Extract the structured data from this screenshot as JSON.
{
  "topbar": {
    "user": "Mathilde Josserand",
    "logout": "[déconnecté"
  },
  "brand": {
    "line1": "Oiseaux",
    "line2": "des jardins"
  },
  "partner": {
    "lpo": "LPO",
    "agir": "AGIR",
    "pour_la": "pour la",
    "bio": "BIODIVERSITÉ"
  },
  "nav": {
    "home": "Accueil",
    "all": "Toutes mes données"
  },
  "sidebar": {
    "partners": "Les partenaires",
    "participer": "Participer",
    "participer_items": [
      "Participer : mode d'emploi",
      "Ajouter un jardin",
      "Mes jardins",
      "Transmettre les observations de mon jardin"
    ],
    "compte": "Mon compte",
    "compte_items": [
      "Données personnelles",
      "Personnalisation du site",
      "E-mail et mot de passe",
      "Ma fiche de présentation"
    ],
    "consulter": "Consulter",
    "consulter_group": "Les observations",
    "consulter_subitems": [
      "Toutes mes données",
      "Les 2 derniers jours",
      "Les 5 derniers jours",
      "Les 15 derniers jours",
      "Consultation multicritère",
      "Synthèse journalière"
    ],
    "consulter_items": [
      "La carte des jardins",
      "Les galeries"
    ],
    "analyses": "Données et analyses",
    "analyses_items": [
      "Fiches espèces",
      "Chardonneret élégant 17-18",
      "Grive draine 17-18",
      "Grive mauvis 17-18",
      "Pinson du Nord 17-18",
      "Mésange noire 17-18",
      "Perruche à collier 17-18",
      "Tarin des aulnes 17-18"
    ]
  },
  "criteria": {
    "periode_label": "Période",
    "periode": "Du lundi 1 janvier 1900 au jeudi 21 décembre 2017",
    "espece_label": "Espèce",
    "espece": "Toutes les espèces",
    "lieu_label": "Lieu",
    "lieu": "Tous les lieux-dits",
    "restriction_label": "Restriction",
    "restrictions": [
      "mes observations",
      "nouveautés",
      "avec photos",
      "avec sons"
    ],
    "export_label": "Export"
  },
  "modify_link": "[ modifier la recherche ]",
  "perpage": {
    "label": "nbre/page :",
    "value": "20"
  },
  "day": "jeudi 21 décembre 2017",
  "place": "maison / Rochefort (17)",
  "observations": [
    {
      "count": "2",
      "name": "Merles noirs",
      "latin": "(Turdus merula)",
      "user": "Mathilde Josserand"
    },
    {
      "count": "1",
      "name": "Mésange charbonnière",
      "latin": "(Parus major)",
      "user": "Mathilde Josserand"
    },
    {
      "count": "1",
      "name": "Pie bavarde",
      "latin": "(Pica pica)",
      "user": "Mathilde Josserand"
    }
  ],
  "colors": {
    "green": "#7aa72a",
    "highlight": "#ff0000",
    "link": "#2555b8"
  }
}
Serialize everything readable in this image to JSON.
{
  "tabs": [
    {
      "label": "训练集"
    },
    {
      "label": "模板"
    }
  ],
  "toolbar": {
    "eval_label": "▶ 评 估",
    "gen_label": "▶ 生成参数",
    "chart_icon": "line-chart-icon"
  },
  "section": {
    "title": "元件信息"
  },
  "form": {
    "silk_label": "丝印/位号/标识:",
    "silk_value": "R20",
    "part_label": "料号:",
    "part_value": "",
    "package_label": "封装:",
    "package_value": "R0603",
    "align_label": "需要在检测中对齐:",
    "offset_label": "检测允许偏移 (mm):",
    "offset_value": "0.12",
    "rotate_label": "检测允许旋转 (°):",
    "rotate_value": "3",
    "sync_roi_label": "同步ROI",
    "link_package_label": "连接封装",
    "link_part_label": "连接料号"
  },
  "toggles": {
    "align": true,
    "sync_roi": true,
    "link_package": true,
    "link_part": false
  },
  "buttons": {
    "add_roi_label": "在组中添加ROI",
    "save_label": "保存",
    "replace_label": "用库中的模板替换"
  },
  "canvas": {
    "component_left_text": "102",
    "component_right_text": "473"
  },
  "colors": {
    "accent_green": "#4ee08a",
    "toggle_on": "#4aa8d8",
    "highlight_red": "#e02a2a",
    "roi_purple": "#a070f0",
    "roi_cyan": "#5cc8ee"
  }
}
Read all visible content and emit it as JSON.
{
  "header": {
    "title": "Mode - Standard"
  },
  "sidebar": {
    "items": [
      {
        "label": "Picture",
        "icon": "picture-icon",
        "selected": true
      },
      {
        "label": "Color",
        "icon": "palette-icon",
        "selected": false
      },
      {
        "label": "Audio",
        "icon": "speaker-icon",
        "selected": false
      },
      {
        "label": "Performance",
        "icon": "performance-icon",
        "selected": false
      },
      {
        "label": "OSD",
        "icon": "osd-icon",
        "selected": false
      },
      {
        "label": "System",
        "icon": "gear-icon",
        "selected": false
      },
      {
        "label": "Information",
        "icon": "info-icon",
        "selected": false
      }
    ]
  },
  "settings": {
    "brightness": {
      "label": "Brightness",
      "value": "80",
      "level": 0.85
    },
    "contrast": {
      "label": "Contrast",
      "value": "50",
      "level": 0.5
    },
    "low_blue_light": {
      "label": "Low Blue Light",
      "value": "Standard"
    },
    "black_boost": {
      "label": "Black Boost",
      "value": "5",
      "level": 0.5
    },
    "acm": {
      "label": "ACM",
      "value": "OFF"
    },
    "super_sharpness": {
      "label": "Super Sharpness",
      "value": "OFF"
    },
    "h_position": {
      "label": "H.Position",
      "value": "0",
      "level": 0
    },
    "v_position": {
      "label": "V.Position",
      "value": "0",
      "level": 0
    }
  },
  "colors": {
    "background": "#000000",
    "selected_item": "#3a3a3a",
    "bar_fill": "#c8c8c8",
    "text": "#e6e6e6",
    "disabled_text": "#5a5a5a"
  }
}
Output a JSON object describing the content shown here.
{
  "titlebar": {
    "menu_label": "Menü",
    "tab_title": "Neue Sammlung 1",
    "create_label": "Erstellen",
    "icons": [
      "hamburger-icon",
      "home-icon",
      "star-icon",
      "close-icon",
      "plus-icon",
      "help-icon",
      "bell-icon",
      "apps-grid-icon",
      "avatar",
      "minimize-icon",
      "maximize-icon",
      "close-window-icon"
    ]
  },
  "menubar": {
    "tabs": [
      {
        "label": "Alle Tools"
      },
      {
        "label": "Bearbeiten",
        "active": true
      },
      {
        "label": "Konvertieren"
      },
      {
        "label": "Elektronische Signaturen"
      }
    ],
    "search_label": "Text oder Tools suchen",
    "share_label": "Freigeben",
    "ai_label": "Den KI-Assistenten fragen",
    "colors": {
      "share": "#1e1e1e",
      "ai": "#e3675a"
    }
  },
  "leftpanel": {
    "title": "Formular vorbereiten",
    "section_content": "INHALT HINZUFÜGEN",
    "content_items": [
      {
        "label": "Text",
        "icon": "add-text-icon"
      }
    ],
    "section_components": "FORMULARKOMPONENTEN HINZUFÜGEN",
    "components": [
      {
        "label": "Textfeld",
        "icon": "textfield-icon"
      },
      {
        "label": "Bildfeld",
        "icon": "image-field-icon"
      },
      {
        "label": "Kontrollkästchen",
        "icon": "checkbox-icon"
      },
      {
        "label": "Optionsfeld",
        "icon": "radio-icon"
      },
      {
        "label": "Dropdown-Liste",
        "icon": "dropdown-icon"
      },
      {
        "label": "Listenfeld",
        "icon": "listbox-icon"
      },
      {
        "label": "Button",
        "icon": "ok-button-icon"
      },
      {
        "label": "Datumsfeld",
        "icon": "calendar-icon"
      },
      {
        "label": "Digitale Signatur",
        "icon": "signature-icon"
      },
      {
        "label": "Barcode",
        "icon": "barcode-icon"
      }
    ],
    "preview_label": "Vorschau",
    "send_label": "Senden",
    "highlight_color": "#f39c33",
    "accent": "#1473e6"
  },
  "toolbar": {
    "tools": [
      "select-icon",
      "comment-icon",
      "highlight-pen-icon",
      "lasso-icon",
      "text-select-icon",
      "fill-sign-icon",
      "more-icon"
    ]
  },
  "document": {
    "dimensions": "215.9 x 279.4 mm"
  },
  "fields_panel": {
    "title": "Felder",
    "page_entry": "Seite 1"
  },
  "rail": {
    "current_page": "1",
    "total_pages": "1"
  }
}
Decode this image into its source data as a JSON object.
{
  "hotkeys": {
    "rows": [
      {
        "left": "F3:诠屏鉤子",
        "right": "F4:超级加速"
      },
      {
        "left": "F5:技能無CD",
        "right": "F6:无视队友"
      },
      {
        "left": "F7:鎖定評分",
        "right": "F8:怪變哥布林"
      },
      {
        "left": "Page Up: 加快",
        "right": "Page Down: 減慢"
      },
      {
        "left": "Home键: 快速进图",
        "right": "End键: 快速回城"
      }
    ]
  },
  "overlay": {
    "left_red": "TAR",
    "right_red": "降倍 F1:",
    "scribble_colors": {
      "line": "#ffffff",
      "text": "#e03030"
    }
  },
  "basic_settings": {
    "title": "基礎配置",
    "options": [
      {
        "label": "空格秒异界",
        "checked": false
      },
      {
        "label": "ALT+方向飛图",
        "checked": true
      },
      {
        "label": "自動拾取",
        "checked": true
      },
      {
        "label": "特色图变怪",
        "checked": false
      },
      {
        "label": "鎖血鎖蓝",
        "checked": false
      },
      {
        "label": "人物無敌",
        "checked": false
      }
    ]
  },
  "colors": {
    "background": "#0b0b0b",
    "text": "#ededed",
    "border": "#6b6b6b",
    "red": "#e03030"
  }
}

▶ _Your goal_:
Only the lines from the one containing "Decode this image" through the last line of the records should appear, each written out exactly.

▶ _Answer space_:
Decode this image into its source data as a JSON object.
{
  "hotkeys": {
    "rows": [
      {
        "left": "F3:诠屏鉤子",
        "right": "F4:超级加速"
      },
      {
        "left": "F5:技能無CD",
        "right": "F6:无视队友"
      },
      {
        "left": "F7:鎖定評分",
        "right": "F8:怪變哥布林"
      },
      {
        "left": "Page Up: 加快",
        "right": "Page Down: 減慢"
      },
      {
        "left": "Home键: 快速进图",
        "right": "End键: 快速回城"
      }
    ]
  },
  "overlay": {
    "left_red": "TAR",
    "right_red": "降倍 F1:",
    "scribble_colors": {
      "line": "#ffffff",
      "text": "#e03030"
    }
  },
  "basic_settings": {
    "title": "基礎配置",
    "options": [
      {
        "label": "空格秒异界",
        "checked": false
      },
      {
        "label": "ALT+方向飛图",
        "checked": true
      },
      {
        "label": "自動拾取",
        "checked": true
      },
      {
        "label": "特色图变怪",
        "checked": false
      },
      {
        "label": "鎖血鎖蓝",
        "checked": false
      },
      {
        "label": "人物無敌",
        "checked": false
      }
    ]
  },
  "colors": {
    "background": "#0b0b0b",
    "text": "#ededed",
    "border": "#6b6b6b",
    "red": "#e03030"
  }
}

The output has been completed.